→ **Exercise**
The answer should contain all of the records below, each one copied word for word.
--------------------
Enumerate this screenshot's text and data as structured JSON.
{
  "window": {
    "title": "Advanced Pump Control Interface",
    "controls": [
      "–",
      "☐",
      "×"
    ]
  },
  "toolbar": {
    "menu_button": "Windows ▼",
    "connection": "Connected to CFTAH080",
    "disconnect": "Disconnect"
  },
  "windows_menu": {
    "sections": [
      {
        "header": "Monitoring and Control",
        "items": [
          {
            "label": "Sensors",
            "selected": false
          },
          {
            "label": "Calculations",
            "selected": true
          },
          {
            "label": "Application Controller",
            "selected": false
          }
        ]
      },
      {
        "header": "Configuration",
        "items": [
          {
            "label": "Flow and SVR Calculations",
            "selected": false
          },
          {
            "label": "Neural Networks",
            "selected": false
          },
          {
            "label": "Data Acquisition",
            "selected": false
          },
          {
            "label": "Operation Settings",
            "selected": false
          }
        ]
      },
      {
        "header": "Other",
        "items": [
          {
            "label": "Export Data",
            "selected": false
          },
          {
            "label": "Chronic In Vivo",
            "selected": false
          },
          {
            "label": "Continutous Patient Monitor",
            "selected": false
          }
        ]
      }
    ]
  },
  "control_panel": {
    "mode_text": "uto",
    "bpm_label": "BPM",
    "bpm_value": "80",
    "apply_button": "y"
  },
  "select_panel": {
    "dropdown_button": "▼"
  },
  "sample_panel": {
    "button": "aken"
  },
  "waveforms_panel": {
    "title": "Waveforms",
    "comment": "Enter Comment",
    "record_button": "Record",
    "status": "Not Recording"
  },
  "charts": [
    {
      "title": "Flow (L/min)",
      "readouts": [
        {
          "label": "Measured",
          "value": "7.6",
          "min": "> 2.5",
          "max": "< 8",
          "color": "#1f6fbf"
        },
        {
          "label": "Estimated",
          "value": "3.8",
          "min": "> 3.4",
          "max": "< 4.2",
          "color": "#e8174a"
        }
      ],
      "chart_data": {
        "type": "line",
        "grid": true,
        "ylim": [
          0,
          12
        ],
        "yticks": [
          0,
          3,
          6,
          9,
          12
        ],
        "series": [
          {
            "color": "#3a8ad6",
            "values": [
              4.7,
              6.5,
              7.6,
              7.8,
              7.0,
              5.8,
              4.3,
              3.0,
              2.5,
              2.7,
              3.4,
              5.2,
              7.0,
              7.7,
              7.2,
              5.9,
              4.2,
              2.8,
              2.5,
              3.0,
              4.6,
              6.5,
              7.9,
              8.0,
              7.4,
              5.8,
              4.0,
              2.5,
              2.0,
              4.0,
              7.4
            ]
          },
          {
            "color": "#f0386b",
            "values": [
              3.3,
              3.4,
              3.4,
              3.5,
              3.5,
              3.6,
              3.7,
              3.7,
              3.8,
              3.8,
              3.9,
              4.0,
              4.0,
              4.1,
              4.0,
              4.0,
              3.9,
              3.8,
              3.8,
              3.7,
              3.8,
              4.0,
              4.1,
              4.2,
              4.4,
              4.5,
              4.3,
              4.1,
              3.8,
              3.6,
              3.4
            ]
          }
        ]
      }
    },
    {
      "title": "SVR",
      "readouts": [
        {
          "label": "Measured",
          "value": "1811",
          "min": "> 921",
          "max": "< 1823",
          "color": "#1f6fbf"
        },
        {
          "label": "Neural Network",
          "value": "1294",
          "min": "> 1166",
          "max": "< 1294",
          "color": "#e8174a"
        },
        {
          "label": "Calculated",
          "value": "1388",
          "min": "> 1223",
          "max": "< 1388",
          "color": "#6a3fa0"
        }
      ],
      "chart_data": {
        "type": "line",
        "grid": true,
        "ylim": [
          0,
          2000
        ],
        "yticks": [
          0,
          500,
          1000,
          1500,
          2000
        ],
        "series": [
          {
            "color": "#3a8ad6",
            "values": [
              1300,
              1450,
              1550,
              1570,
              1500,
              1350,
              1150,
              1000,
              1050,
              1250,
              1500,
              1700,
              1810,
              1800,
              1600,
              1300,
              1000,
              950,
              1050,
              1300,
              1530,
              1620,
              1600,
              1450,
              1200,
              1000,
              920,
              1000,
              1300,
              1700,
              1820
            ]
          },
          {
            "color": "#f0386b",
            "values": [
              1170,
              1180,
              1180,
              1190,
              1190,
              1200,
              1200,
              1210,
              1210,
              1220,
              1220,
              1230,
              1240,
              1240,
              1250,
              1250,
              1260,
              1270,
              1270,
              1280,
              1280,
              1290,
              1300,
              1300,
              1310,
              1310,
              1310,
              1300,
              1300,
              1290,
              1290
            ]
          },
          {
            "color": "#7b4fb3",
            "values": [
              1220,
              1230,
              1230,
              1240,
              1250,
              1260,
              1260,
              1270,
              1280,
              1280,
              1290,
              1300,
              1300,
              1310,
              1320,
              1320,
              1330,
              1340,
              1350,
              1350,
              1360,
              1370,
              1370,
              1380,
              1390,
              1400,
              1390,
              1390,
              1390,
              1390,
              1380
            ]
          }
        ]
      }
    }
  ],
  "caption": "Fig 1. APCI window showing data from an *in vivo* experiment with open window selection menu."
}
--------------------
→ **Task result**
Enumerate this screenshot's text and data as structured JSON.
{
  "window": {
    "title": "Advanced Pump Control Interface",
    "controls": [
      "–",
      "☐",
      "×"
    ]
  },
  "toolbar": {
    "menu_button": "Windows ▼",
    "connection": "Connected to CFTAH080",
    "disconnect": "Disconnect"
  },
  "windows_menu": {
    "sections": [
      {
        "header": "Monitoring and Control",
        "items": [
          {
            "label": "Sensors",
            "selected": false
          },
          {
            "label": "Calculations",
            "selected": true
          },
          {
            "label": "Application Controller",
            "selected": false
          }
        ]
      },
      {
        "header": "Configuration",
        "items": [
          {
            "label": "Flow and SVR Calculations",
            "selected": false
          },
          {
            "label": "Neural Networks",
            "selected": false
          },
          {
            "label": "Data Acquisition",
            "selected": false
          },
          {
            "label": "Operation Settings",
            "selected": false
          }
        ]
      },
      {
        "header": "Other",
        "items": [
          {
            "label": "Export Data",
            "selected": false
          },
          {
            "label": "Chronic In Vivo",
            "selected": false
          },
          {
            "label": "Continutous Patient Monitor",
            "selected": false
          }
        ]
      }
    ]
  },
  "control_panel": {
    "mode_text": "uto",
    "bpm_label": "BPM",
    "bpm_value": "80",
    "apply_button": "y"
  },
  "select_panel": {
    "dropdown_button": "▼"
  },
  "sample_panel": {
    "button": "aken"
  },
  "waveforms_panel": {
    "title": "Waveforms",
    "comment": "Enter Comment",
    "record_button": "Record",
    "status": "Not Recording"
  },
  "charts": [
    {
      "title": "Flow (L/min)",
      "readouts": [
        {
          "label": "Measured",
          "value": "7.6",
          "min": "> 2.5",
          "max": "< 8",
          "color": "#1f6fbf"
        },
        {
          "label": "Estimated",
          "value": "3.8",
          "min": "> 3.4",
          "max": "< 4.2",
          "color": "#e8174a"
        }
      ],
      "chart_data": {
        "type": "line",
        "grid": true,
        "ylim": [
          0,
          12
        ],
        "yticks": [
          0,
          3,
          6,
          9,
          12
        ],
        "series": [
          {
            "color": "#3a8ad6",
            "values": [
              4.7,
              6.5,
              7.6,
              7.8,
              7.0,
              5.8,
              4.3,
              3.0,
              2.5,
              2.7,
              3.4,
              5.2,
              7.0,
              7.7,
              7.2,
              5.9,
              4.2,
              2.8,
              2.5,
              3.0,
              4.6,
              6.5,
              7.9,
              8.0,
              7.4,
              5.8,
              4.0,
              2.5,
              2.0,
              4.0,
              7.4
            ]
          },
          {
            "color": "#f0386b",
            "values": [
              3.3,
              3.4,
              3.4,
              3.5,
              3.5,
              3.6,
              3.7,
              3.7,
              3.8,
              3.8,
              3.9,
              4.0,
              4.0,
              4.1,
              4.0,
              4.0,
              3.9,
              3.8,
              3.8,
              3.7,
              3.8,
              4.0,
              4.1,
              4.2,
              4.4,
              4.5,
              4.3,
              4.1,
              3.8,
              3.6,
              3.4
            ]
          }
        ]
      }
    },
    {
      "title": "SVR",
      "readouts": [
        {
          "label": "Measured",
          "value": "1811",
          "min": "> 921",
          "max": "< 1823",
          "color": "#1f6fbf"
        },
        {
          "label": "Neural Network",
          "value": "1294",
          "min": "> 1166",
          "max": "< 1294",
          "color": "#e8174a"
        },
        {
          "label": "Calculated",
          "value": "1388",
          "min": "> 1223",
          "max": "< 1388",
          "color": "#6a3fa0"
        }
      ],
      "chart_data": {
        "type": "line",
        "grid": true,
        "ylim": [
          0,
          2000
        ],
        "yticks": [
          0,
          500,
          1000,
          1500,
          2000
        ],
        "series": [
          {
            "color": "#3a8ad6",
            "values": [
              1300,
              1450,
              1550,
              1570,
              1500,
              1350,
              1150,
              1000,
              1050,
              1250,
              1500,
              1700,
              1810,
              1800,
              1600,
              1300,
              1000,
              950,
              1050,
              1300,
              1530,
              1620,
              1600,
              1450,
              1200,
              1000,
              920,
              1000,
              1300,
              1700,
              1820
            ]
          },
          {
            "color": "#f0386b",
            "values": [
              1170,
              1180,
              1180,
              1190,
              1190,
              1200,
              1200,
              1210,
              1210,
              1220,
              1220,
              1230,
              1240,
              1240,
              1250,
              1250,
              1260,
              1270,
              1270,
              1280,
              1280,
              1290,
              1300,
              1300,
              1310,
              1310,
              1310,
              1300,
              1300,
              1290,
              1290
            ]
          },
          {
            "color": "#7b4fb3",
            "values": [
              1220,
              1230,
              1230,
              1240,
              1250,
              1260,
              1260,
              1270,
              1280,
              1280,
              1290,
              1300,
              1300,
              1310,
              1320,
              1320,
              1330,
              1340,
              1350,
              1350,
              1360,
              1370,
              1370,
              1380,
              1390,
              1400,
              1390,
              1390,
              1390,
              1390,
              1380
            ]
          }
        ]
      }
    }
  ],
  "caption": "Fig 1. APCI window showing data from an *in vivo* experiment with open window selection menu."
}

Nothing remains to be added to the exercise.